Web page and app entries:

****************

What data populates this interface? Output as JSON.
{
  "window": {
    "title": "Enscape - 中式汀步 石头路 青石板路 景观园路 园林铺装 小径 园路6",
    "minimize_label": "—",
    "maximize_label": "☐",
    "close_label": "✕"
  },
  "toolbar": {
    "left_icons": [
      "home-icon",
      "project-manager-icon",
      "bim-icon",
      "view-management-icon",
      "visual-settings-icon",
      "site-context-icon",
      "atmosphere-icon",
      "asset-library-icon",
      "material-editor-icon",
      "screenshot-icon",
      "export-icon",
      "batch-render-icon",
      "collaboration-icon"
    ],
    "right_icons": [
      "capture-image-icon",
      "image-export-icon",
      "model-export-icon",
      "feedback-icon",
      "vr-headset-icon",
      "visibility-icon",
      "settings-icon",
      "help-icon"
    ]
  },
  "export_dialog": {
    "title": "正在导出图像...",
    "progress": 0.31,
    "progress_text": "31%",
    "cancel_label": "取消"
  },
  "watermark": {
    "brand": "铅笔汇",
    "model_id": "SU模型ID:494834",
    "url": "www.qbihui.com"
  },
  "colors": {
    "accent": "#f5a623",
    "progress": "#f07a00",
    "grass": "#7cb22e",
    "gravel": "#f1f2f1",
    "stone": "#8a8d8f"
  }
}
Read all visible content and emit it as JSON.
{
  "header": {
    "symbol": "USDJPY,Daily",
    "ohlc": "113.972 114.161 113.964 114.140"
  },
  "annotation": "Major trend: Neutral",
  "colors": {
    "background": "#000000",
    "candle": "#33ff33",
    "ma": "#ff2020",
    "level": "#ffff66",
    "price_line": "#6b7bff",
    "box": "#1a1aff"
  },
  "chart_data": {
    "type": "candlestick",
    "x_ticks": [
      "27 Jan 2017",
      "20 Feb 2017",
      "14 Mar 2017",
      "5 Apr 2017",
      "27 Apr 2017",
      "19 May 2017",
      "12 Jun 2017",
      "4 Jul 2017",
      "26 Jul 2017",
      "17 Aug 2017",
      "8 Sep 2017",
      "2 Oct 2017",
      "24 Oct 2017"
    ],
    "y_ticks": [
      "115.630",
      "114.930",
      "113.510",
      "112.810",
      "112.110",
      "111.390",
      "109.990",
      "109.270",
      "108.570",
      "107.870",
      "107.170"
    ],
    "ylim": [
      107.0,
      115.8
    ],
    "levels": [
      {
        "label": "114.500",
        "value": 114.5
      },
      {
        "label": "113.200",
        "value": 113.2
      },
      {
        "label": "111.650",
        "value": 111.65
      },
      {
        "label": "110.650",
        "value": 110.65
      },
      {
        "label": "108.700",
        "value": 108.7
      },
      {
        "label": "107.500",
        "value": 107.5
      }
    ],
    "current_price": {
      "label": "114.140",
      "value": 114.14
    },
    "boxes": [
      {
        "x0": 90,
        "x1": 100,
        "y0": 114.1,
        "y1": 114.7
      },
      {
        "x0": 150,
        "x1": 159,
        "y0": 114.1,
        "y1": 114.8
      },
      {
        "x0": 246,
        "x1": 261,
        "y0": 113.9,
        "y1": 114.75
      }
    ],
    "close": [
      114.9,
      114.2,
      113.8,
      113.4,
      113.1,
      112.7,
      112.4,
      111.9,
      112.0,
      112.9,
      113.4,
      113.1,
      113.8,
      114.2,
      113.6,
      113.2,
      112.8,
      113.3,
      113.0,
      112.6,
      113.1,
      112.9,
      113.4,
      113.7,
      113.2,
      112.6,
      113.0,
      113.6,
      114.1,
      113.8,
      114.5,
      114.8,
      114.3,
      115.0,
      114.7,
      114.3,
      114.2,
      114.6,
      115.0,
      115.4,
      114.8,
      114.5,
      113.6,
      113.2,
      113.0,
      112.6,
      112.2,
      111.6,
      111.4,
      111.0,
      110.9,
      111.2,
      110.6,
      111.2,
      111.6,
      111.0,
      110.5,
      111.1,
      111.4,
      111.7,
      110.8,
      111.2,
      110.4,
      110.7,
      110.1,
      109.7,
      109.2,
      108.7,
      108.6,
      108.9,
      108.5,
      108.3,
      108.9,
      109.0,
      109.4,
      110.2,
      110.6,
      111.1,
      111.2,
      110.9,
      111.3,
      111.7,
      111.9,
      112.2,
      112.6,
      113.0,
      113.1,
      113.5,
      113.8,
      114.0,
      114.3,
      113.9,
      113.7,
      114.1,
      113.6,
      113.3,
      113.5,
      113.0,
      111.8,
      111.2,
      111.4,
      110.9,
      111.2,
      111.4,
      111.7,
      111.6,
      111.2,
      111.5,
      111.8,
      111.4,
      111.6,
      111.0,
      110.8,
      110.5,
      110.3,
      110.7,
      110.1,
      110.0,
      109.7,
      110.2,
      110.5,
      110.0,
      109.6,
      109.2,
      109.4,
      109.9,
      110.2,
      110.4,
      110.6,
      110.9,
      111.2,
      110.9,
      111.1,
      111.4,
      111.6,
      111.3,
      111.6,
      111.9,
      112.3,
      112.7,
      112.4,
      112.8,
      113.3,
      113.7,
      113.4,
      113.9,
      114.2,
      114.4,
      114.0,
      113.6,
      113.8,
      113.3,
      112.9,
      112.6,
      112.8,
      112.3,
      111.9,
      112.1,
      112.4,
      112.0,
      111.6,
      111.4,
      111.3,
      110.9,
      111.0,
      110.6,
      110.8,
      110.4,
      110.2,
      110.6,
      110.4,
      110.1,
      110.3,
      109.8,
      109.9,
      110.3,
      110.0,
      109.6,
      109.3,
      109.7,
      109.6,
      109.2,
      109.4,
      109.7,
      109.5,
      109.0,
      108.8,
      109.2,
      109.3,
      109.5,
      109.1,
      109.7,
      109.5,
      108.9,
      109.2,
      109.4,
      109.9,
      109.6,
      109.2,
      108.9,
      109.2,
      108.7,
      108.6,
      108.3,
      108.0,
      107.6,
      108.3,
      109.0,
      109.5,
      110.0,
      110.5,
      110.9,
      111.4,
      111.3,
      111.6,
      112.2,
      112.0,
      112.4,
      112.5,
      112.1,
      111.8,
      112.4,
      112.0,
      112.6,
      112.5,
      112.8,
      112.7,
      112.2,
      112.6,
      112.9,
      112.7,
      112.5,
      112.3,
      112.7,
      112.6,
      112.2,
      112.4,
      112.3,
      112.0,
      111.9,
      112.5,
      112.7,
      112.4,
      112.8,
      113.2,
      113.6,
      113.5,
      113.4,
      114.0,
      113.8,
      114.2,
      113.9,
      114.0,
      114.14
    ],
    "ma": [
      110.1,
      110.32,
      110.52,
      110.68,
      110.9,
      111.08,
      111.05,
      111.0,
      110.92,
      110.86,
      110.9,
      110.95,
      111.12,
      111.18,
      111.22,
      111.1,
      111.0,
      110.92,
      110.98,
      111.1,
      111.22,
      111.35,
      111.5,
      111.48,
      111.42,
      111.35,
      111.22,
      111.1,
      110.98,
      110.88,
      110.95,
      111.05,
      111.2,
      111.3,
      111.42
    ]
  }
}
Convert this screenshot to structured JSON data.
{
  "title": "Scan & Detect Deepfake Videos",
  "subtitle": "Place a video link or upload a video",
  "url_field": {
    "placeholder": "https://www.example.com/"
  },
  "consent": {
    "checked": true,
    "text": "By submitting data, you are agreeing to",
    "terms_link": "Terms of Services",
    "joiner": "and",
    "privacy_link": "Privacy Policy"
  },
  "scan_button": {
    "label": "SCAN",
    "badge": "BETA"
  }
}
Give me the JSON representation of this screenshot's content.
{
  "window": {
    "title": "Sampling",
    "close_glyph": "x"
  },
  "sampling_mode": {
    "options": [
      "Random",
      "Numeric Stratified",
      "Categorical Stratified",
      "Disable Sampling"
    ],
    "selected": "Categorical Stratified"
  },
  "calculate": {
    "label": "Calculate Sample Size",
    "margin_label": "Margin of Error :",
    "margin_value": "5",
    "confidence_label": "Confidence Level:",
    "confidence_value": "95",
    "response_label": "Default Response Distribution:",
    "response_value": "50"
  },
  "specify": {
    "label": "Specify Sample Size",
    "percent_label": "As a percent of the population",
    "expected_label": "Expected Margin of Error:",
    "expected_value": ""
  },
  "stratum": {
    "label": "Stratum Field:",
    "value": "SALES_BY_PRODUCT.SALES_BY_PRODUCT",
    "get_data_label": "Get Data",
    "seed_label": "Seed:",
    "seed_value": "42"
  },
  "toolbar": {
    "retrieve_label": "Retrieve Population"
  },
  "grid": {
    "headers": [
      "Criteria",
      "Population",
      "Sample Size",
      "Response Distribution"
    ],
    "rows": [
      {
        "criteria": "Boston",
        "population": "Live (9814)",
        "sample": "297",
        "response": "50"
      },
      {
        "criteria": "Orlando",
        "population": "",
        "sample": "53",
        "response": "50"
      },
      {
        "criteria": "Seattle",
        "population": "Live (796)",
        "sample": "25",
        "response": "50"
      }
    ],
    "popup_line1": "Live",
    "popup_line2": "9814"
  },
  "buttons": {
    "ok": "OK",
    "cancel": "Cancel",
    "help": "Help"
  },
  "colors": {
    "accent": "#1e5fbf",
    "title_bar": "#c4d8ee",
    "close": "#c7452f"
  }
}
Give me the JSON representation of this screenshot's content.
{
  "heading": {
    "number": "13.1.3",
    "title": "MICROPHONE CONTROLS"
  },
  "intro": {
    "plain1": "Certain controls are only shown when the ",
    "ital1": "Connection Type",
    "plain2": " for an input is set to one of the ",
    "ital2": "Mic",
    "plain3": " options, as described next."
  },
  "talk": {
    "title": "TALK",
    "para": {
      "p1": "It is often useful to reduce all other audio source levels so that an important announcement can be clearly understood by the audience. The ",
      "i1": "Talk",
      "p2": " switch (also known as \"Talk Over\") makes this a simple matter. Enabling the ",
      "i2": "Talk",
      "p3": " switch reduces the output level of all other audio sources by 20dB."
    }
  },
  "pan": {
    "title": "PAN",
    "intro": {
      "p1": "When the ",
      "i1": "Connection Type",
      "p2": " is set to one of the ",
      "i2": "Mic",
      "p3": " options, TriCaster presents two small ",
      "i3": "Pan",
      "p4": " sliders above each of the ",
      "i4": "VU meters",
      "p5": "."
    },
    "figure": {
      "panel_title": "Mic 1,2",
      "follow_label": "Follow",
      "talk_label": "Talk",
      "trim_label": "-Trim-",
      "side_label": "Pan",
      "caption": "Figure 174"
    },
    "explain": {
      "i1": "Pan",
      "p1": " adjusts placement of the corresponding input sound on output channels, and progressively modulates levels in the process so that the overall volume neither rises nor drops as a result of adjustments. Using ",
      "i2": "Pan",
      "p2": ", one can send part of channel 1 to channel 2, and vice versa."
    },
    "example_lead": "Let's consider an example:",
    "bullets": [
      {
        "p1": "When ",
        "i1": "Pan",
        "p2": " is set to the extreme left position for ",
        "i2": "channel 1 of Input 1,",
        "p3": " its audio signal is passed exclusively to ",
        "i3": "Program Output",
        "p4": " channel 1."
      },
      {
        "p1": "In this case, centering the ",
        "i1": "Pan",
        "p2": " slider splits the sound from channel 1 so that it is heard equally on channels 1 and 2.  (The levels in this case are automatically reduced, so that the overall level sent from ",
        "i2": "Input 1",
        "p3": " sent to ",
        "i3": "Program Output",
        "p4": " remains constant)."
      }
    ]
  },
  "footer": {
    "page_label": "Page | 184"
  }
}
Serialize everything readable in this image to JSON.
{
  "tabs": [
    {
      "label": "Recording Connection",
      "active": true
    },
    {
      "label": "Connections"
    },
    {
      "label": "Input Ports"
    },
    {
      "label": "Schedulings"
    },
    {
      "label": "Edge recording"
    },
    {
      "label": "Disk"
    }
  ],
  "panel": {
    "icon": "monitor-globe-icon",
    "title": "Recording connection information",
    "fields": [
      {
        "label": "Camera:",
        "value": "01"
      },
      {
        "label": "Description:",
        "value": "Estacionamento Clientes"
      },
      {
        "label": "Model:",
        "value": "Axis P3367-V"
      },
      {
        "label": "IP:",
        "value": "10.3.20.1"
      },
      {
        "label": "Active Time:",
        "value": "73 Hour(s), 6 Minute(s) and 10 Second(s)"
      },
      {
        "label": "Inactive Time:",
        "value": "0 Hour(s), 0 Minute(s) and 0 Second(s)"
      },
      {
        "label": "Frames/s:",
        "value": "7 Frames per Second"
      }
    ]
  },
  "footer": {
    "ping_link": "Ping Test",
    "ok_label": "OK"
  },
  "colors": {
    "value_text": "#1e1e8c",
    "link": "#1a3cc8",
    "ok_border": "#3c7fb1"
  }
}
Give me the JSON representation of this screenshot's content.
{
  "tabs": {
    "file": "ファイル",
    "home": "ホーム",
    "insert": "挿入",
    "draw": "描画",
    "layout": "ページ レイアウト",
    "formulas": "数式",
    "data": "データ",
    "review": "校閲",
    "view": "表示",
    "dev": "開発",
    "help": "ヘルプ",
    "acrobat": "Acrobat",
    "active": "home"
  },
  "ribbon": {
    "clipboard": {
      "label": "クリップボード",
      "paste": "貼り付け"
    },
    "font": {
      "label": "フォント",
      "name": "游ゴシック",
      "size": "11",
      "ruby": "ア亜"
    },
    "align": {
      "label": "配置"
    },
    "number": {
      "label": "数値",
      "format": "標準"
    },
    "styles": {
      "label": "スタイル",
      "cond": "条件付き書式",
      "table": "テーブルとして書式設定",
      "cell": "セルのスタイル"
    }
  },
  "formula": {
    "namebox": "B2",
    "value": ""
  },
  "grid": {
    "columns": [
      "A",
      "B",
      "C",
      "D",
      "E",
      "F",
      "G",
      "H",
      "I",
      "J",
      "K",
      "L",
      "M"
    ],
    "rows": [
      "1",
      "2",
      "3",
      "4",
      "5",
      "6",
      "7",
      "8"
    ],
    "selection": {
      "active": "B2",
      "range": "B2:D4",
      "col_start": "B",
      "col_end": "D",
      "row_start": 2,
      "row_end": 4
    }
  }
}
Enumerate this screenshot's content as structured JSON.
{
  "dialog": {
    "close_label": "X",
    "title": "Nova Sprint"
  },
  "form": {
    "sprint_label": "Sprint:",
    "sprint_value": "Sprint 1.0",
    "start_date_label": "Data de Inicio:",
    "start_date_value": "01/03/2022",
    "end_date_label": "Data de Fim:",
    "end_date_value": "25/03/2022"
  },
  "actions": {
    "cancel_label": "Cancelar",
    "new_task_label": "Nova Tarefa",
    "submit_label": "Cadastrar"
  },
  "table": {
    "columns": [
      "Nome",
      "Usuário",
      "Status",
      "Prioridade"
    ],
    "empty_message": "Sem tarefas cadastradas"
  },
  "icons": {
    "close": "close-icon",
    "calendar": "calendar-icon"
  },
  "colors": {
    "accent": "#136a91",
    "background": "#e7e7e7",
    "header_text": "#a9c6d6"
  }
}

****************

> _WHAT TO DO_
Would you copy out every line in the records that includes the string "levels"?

> _SOLUTION TO THIS TASK_
    "levels": [
      "p1": "It is often useful to reduce all other audio source levels so that an important announcement can be clearly understood by the audience. The ",
      "p1": " adjusts placement of the corresponding input sound on output channels, and progressively modulates levels in the process so that the overall volume neither rises nor drops as a result of adjustments. Using ",
        "p2": " slider splits the sound from channel 1 so that it is heard equally on channels 1 and 2.  (The levels in this case are automatically reduced, so that the overall level sent from ",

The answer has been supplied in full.